It’s about time we gave some attention to a front wheel drive car, and the Mini Cooper S gets it. Introduced in 2002, its purpose was to carry on where the original Mini left off, and that was to offer huge amounts of fun in a small package.
A supercharged 1.6-litre engine producing 168hp and 155 lb ft of torque sent power to the front wheels of the Cooper S via a six-speed manual transmission (automatics were optional), which allowed it to get from 0-60mph in 7.2 seconds and reach a top speed of 135mph (213km/h). The engine also won the 2003 International Engine of The Year award in the 1.4- to 1.8-litre category.
The Cooper S was easily distinguished from other Coopers thanks to some nice looking 16-inch alloys (17s were an option), a centre-exiting exhaust, and the obvious “S” badges.
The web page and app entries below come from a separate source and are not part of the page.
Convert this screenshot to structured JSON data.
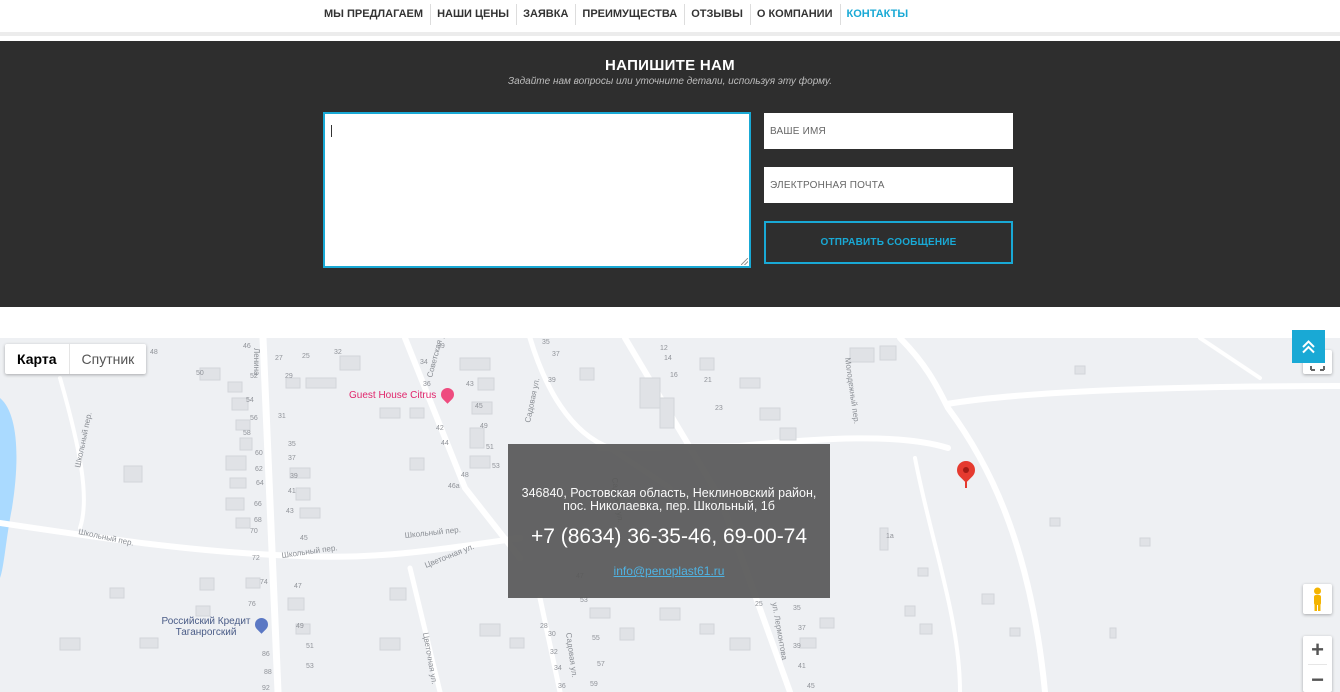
{
  "nav": {
    "items": [
      {
        "label": "МЫ ПРЕДЛАГАЕМ"
      },
      {
        "label": "НАШИ ЦЕНЫ"
      },
      {
        "label": "ЗАЯВКА"
      },
      {
        "label": "ПРЕИМУЩЕСТВА"
      },
      {
        "label": "ОТЗЫВЫ"
      },
      {
        "label": "О КОМПАНИИ"
      },
      {
        "label": "КОНТАКТЫ"
      }
    ],
    "active": "КОНТАКТЫ"
  },
  "contact": {
    "title": "НАПИШИТЕ НАМ",
    "subtitle": "Задайте нам вопросы или уточните детали, используя эту форму.",
    "message_value": "",
    "name_placeholder": "ВАШЕ ИМЯ",
    "email_placeholder": "ЭЛЕКТРОННАЯ ПОЧТА",
    "submit_label": "ОТПРАВИТЬ СООБЩЕНИЕ"
  },
  "map": {
    "type_map": "Карта",
    "type_satellite": "Спутник",
    "poi_guesthouse": "Guest House Citrus",
    "poi_bank_line1": "Российский Кредит",
    "poi_bank_line2": "Таганрогский",
    "info": {
      "address_line1": "346840, Ростовская область, Неклиновский район,",
      "address_line2": "пос. Николаевка, пер. Школьный, 1б",
      "phone": "+7 (8634) 36-35-46, 69-00-74",
      "email": "info@penoplast61.ru"
    },
    "zoom_in": "+",
    "zoom_out": "−"
  },
  "colors": {
    "accent": "#19a9d5",
    "dark_section": "#2e2e2e",
    "marker": "#e53a2f"
  },
  "icons": [
    "fullscreen-icon",
    "pegman-icon",
    "map-marker-icon",
    "scroll-to-top-icon"
  ]
}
When time came to driving a Cooper S, one would be treated to a well sorted chassis accompanied by a torquey engine and good steering responses. Many motoring journalists would liken the Cooper S’ handling to a go-kart, and the whine from the roots type supercharger definitely added some character and fun to the driving experience.
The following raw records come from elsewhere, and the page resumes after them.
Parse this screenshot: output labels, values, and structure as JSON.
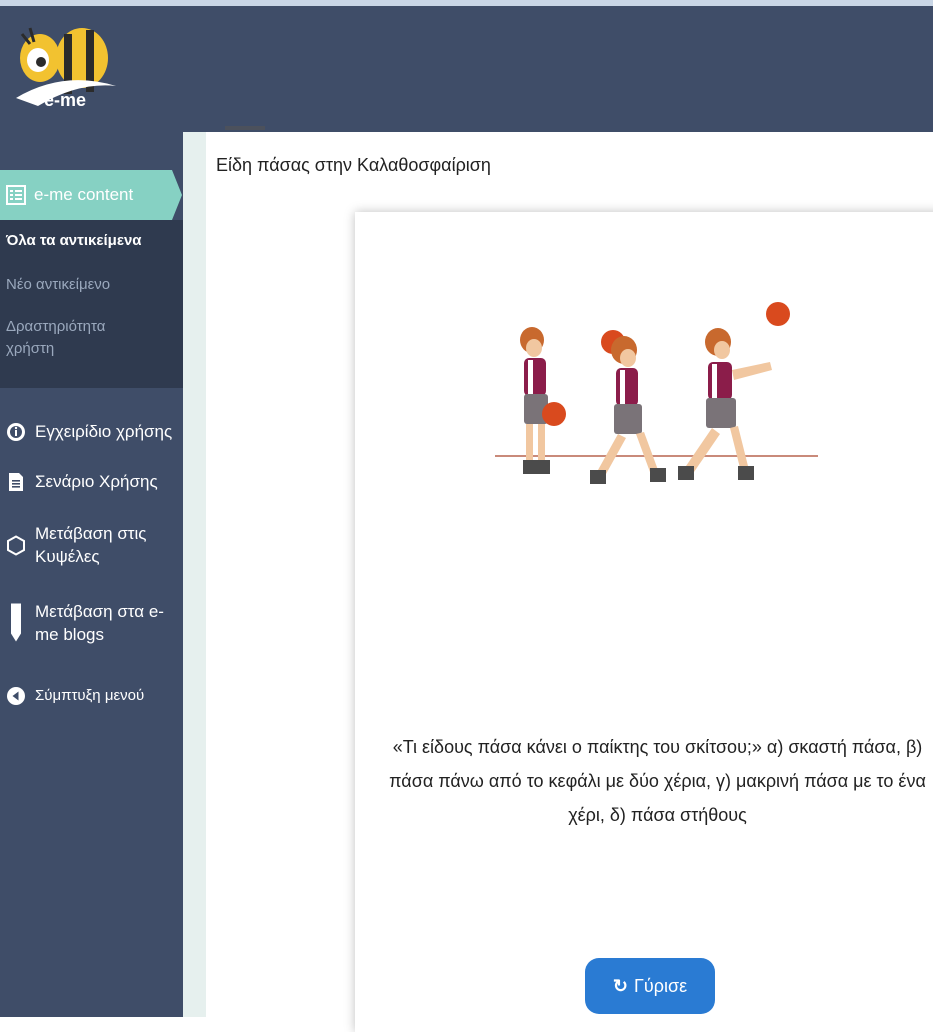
{
  "header": {
    "logo_text": "e-me"
  },
  "sidebar": {
    "active_item": {
      "label": "e-me content",
      "icon": "list-icon"
    },
    "submenu": [
      {
        "label": "Όλα τα αντικείμενα"
      },
      {
        "label": "Νέο αντικείμενο"
      },
      {
        "label": "Δραστηριότητα χρήστη"
      }
    ],
    "items": [
      {
        "label": "Εγχειρίδιο χρήσης",
        "icon": "info-icon"
      },
      {
        "label": "Σενάριο Χρήσης",
        "icon": "document-icon"
      },
      {
        "label": "Μετάβαση στις Κυψέλες",
        "icon": "hexagon-icon"
      },
      {
        "label": "Μετάβαση στα e-me blogs",
        "icon": "pen-icon"
      },
      {
        "label": "Σύμπτυξη μενού",
        "icon": "collapse-icon"
      }
    ]
  },
  "main": {
    "title": "Είδη πάσας στην Καλαθοσφαίριση",
    "card": {
      "question": "«Τι είδους πάσα κάνει ο παίκτης του σκίτσου;» α) σκαστή πάσα, β) πάσα πάνω από το κεφάλι με δύο χέρια, γ) μακρινή πάσα με το ένα χέρι, δ) πάσα στήθους",
      "flip_button": "Γύρισε",
      "flip_icon": "refresh-icon"
    }
  },
  "colors": {
    "header": "#3f4d68",
    "sidebar": "#3f4d68",
    "active": "#86d1c3",
    "submenu": "#2f3a4f",
    "button": "#2a7bd3"
  }
}
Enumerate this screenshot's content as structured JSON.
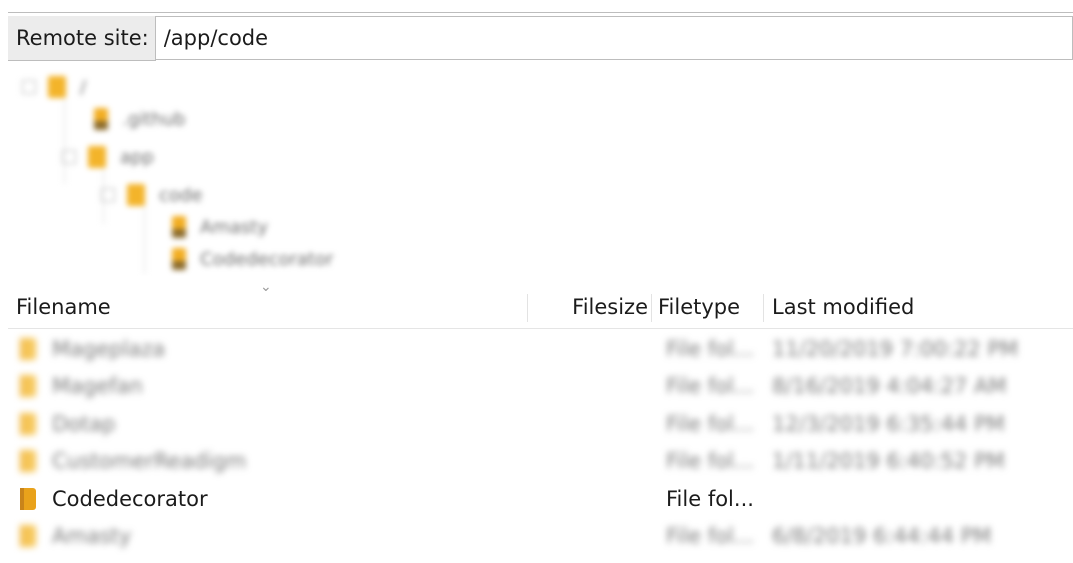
{
  "remote_site": {
    "label": "Remote site:",
    "path": "/app/code"
  },
  "tree": {
    "nodes": [
      {
        "label": "/"
      },
      {
        "label": ".github"
      },
      {
        "label": "app"
      },
      {
        "label": "code"
      },
      {
        "label": "Amasty"
      },
      {
        "label": "Codedecorator"
      }
    ]
  },
  "file_list": {
    "columns": {
      "filename": "Filename",
      "filesize": "Filesize",
      "filetype": "Filetype",
      "last_modified": "Last modified"
    },
    "rows": [
      {
        "filename": "Mageplaza",
        "filesize": "",
        "filetype": "File fol...",
        "last_modified": "11/20/2019 7:00:22 PM"
      },
      {
        "filename": "Magefan",
        "filesize": "",
        "filetype": "File fol...",
        "last_modified": "8/16/2019 4:04:27 AM"
      },
      {
        "filename": "Dotap",
        "filesize": "",
        "filetype": "File fol...",
        "last_modified": "12/3/2019 6:35:44 PM"
      },
      {
        "filename": "CustomerReadigm",
        "filesize": "",
        "filetype": "File fol...",
        "last_modified": "1/11/2019 6:40:52 PM"
      },
      {
        "filename": "Codedecorator",
        "filesize": "",
        "filetype": "File fol...",
        "last_modified": ""
      },
      {
        "filename": "Amasty",
        "filesize": "",
        "filetype": "File fol...",
        "last_modified": "6/8/2019 6:44:44 PM"
      }
    ]
  }
}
The supercharged Cooper S went out of production in 2006, with an all new turbocharged model taking its place the following year. Going through used car websites, you can find yourself several sub-80,000 mile examples on sale for less than $10,000, and less than $8,000 for models that are hovering close to 100,000 miles. People in the United Kingdom can pay as little as £4,250 for a sub-100,000 mile model, while euro zone residents are looking at around €7,000 for cars with around 100,000km on the clock (around 62500 miles).
The 2002 Cooper S was definitely a great front-wheel drive car, and really did succeed its ancestor in being a fun car. It wasn’t the most practical of cars with rear passengers lacking leg and head room, but for making your commute that bit more interesting, it’s really a car worth considering.